Zinc-finger antiviral protein acts as a tumor suppressor in colorectal cancer

Colorectal Cancer

Oncogene. 2020 Aug 7. doi: 10.1038/s41388-020-01416-7. Online ahead of print.


Avoiding immune destruction is essential for tumorigenesis. Current research into the interaction between tumor and immunological niches complement tumor pathology beyond cancer genetics. Intrinsic host defense immunity is a specialized innate immunity component to restrict viral infection. However, whether intrinsic immunity participates in tumor pathology is unclear. Previously, we identified a zinc-finger antiviral protein ZAP that is commonly downregulated in a panel of clinical cancer

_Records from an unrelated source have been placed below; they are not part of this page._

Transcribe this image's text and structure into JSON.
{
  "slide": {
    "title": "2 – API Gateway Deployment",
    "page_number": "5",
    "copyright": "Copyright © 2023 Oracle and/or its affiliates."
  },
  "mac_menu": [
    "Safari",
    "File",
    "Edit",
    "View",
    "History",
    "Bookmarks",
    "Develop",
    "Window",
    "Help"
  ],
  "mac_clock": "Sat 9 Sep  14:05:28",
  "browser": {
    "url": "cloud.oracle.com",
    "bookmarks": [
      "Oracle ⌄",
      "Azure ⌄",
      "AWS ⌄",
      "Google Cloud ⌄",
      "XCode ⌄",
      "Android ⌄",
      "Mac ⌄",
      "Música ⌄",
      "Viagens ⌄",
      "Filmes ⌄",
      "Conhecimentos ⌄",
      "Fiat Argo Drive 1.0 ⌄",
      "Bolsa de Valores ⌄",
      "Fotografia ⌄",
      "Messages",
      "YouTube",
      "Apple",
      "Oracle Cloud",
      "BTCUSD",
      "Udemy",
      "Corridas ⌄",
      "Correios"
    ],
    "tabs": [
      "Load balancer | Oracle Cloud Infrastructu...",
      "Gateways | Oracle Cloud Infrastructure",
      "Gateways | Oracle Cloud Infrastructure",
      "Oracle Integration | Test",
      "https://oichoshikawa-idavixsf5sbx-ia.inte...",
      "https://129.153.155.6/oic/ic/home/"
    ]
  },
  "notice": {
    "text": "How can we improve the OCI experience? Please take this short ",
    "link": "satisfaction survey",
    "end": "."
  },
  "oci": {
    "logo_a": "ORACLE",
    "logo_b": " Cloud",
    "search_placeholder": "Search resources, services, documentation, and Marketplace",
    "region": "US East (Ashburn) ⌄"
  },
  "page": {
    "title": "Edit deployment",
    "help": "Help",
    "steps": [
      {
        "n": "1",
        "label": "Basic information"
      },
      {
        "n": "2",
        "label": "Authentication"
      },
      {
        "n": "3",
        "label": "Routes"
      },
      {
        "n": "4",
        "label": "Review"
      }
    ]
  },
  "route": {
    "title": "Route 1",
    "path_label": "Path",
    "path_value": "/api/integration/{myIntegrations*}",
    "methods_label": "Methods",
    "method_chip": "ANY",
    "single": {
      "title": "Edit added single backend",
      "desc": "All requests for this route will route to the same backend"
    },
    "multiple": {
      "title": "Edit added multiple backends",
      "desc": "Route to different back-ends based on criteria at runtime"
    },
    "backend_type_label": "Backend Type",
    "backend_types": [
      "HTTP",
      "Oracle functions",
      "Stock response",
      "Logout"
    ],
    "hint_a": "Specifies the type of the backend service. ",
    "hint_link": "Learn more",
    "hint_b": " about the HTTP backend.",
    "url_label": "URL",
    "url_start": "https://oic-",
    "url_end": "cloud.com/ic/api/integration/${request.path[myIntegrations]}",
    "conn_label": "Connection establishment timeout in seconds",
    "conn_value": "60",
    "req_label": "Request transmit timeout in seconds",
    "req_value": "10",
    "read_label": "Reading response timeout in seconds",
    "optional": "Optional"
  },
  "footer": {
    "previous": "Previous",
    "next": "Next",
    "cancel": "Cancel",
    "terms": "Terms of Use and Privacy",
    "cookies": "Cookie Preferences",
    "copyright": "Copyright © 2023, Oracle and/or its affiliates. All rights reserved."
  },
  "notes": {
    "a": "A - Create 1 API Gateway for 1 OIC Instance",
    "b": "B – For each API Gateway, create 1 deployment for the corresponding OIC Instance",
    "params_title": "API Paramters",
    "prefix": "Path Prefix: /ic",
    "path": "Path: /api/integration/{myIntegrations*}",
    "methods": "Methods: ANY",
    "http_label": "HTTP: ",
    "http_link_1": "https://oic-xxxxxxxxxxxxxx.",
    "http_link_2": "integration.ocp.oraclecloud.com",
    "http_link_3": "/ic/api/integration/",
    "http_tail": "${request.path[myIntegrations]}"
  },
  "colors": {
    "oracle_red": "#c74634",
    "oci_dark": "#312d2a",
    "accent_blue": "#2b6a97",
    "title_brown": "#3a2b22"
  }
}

specimens. However, whether ZAP has an impact on tumor development was unknown. Here we report ZAP as a genuine tumor suppressor. Pan-caner analysis with TCGA data from 712 patients and large-scale immunohistochemistry in tissue microarrays from 1552 patients reveal that ZAP is prevalently downregulated, and associated with poor survival in liver, colon, and bladder cancer patients. Ectopic over-expression of ZAP inhibits the malignant phenotypes of colorectal tumor by cell cycle arrest. Using RNA immunoprecipitation and RNA decay assays, we demonstrate that ZAP directly and specifically binds to and degrades the transcript of TRAILR4, which in turn represses TRAILR4 expression and inhibits the aggressiveness of colorectal cancer cells. Furthermore, our CRISPR-engineered mice models show that loss-of-function of ZAP synergizes with APC-deficiency to drive malignant colorectal cancer in vivo. Overall, we identify a previously unknown function of the antiviral factor ZAP in colorectal tumorigenesis, linking intrinsic immunity to tumor pathogenetics.